Knee pain in adults that isn't the direct result of trauma is most likely caused by a type of arthritis. Osteoarthritis is by far the most common cause of arthritis of the knee, followed by traumatic arthritis (also called post-traumatic arthritis) and rheumatoid arthritis.
This common form of arthritis usually occurs in one or both knee joints. It is marked by the degeneration of articular cartilage that covers and protects the tibia (shin bone), femur (thigh bone), and patella (knee cap) at the knee joint. Cartilage does not have blood flow or nerve endings, so it is possible to have damaged articular cartilage and experience no pain.

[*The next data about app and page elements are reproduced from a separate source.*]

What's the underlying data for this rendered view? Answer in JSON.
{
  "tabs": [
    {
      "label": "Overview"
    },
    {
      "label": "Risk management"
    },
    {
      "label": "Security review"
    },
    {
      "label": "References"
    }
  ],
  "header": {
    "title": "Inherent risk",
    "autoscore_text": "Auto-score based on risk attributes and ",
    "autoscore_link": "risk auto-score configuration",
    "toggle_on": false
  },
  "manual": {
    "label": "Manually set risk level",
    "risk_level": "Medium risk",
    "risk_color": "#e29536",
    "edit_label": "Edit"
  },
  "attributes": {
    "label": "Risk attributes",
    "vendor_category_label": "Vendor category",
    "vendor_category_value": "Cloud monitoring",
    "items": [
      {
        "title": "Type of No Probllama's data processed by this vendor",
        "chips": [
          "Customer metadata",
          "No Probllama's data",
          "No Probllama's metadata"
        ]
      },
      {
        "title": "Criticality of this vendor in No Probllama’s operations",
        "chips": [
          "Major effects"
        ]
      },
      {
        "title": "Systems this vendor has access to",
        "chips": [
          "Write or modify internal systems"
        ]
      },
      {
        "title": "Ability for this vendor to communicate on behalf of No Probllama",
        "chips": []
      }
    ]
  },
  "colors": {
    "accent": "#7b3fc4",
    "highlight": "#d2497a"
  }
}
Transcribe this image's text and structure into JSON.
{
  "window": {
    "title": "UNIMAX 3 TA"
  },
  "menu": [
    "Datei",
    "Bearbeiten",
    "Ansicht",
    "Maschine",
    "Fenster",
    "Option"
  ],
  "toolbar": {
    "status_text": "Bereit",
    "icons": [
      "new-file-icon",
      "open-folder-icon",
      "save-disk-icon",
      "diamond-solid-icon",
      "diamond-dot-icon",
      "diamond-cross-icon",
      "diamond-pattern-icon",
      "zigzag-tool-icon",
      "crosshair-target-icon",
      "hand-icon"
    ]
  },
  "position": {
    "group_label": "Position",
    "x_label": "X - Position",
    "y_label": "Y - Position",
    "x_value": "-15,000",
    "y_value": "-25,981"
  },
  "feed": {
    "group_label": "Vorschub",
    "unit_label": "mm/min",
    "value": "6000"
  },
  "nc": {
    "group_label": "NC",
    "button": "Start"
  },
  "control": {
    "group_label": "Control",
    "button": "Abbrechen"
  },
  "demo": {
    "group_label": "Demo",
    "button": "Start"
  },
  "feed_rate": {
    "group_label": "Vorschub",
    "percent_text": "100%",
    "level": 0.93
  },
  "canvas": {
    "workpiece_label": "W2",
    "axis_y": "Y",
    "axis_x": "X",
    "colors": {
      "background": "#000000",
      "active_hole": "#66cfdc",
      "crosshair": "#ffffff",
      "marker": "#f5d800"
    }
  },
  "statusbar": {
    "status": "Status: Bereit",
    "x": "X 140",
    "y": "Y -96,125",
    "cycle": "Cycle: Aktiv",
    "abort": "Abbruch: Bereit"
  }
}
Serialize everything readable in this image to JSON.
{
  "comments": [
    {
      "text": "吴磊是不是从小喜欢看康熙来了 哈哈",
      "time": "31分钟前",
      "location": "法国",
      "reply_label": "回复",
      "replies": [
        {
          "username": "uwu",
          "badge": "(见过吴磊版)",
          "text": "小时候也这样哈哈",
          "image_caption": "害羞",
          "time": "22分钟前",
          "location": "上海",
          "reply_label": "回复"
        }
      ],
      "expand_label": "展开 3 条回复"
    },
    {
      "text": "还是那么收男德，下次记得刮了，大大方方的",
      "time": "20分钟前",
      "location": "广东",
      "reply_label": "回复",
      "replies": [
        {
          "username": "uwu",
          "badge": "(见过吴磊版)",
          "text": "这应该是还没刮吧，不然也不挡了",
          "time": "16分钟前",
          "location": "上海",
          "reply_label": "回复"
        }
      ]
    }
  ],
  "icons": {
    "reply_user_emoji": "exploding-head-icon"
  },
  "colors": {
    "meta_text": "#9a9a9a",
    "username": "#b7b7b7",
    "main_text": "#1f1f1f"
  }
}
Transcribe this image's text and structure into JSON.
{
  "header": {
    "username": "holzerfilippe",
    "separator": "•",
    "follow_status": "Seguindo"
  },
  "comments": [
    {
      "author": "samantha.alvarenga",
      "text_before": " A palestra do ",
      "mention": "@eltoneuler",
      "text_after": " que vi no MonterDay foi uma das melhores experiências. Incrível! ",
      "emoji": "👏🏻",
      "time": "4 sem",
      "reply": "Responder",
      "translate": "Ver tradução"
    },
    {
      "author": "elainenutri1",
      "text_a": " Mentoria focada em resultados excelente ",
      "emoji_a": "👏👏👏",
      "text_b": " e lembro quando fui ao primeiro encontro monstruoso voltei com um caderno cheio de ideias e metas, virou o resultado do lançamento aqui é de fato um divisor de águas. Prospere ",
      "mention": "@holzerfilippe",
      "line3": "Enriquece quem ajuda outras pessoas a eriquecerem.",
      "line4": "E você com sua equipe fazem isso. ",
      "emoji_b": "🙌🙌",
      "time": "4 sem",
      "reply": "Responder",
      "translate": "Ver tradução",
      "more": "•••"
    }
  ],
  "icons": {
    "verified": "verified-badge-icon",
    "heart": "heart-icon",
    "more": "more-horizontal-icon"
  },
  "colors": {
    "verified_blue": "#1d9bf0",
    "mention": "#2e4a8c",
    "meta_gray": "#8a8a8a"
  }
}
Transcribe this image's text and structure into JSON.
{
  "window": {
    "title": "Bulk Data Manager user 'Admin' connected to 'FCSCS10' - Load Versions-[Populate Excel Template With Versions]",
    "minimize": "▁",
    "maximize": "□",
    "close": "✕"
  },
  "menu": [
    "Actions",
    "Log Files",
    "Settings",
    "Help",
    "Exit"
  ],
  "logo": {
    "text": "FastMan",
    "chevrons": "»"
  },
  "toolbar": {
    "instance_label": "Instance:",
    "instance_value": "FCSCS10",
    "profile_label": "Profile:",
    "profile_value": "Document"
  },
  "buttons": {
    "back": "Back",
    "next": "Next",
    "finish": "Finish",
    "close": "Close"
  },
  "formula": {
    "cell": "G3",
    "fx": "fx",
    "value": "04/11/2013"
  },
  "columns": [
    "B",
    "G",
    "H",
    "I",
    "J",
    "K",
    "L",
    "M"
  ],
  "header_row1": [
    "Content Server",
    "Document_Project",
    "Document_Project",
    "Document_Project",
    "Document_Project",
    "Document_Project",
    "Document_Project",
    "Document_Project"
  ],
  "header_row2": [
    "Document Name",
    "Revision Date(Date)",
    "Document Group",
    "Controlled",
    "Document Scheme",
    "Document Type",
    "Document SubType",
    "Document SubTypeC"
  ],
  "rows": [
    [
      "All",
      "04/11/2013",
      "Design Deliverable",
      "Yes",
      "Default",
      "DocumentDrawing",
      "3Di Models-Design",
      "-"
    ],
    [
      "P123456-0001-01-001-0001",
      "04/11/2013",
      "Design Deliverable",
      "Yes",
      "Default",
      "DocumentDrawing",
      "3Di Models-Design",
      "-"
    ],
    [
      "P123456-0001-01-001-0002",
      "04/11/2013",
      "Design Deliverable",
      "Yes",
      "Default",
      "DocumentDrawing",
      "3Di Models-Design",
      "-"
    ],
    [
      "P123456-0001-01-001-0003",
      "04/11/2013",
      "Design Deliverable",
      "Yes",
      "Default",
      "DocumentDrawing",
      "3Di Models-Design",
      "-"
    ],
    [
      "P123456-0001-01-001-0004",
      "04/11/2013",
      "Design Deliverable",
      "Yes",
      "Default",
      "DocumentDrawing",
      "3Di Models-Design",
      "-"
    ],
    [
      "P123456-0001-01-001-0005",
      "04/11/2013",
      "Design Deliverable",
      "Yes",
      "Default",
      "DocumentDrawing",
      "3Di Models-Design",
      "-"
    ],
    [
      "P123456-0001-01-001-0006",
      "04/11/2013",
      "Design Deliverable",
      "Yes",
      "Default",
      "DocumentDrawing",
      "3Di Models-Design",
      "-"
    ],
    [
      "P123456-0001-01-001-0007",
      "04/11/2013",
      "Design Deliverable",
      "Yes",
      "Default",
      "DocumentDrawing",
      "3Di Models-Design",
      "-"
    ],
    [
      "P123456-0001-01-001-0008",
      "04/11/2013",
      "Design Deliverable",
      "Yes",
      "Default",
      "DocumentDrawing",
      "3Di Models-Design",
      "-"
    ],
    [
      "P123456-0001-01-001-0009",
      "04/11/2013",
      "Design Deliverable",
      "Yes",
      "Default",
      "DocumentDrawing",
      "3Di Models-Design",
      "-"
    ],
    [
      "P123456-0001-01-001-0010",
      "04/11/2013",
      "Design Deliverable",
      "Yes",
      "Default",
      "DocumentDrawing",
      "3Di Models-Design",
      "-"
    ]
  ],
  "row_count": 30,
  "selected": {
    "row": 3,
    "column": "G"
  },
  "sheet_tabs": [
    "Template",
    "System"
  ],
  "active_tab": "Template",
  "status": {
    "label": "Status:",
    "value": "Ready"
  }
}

However, a person can experience pain when degenerated cartilage causes bone to rub against bone or compromises the joint function some other way. It is usually characterized as follows:
- In the early stages of knee osteoarthritis, pain may be felt when doing specific activities that cause impact between the bones, such as jumping or participating in sports.
- As osteoarthritis progresses, going up or down stairs and other daily activities can be become painful. Knee locking or buckling may occur. Other parts of the knee joint may be affected. For example, osteophytes (bone spurs) may grow, thereby increasing friction, stiffness, and pain; the femur and tibia may fall out of alignment; and/or ligaments may become stressed. A persistent dull ache in the knee may develop and stiffness (sometimes accompanied by swelling of the knee) may become more frequent. NSAIDs such as Aleve and Motrin may become necessary to help manage pain.
- Severe knee osteoarthritis significantly affects a person’s mobility and can be marked by bouts of severe and unexpected knee pain.
Post-Traumatic Knee Arthritis
This type of arthritis develops after a trauma or injury (post-traumatic or traumatic arthritis) to the knee, such as a bone fracture, meniscus tear, or ligament injury. As a result of the injury, the cartilage cells gradually degenerate. The articular cartilage may detach and decompose into fragments that disrupt normal knee movement and cause pain.
This type of arthritis may not develop or become symptomatic until years after the injury. It typically develops over a long period of time and includes symptoms similar to knee osteoarthritis.
An immune system disease that initially presents itself in people ages 20-50 years, rheumatoid arthritis can cause knee pain. Rheumatoid arthritis is caused when the white blood cells - which normally protect the body from infection, bacteria, and viruses - start destroying the synovial lining of the joint. The synovial lining encapsulates the knee joint and produces lubricating synovial fluid that aids knee function. When the synovial lining is injured it swells, causing warmth and redness, tenderness, and pain in the knee joint. In one clinical study, a person likened the warmth to "sitting too close to the fire."
People who suffer from rheumatoid arthritis in the knee usually experience it symmetrically (if one knee is affected so is the other) and also have symptoms in their hands and wrists. Episodes of rheumatoid arthritis may come and go and can be accompanied by fever and fatigue and a general run-down feeling.
While the above three types of arthritis represent the most common cause of arthritic knee pain, any one of the more than 100 types of arthritis may include knee symptoms. However, other types of arthritis usually do not present with knee pain as the most prominent symptom.
- Hawker GA, Stewart L, et al., "Understanding the pain experience in hip and knee osteoarthritis--an OARSI/OMERACT initiative," Osteoarthritis Cartilage, Vol. 16 Issue 4 (April 2008):415-22.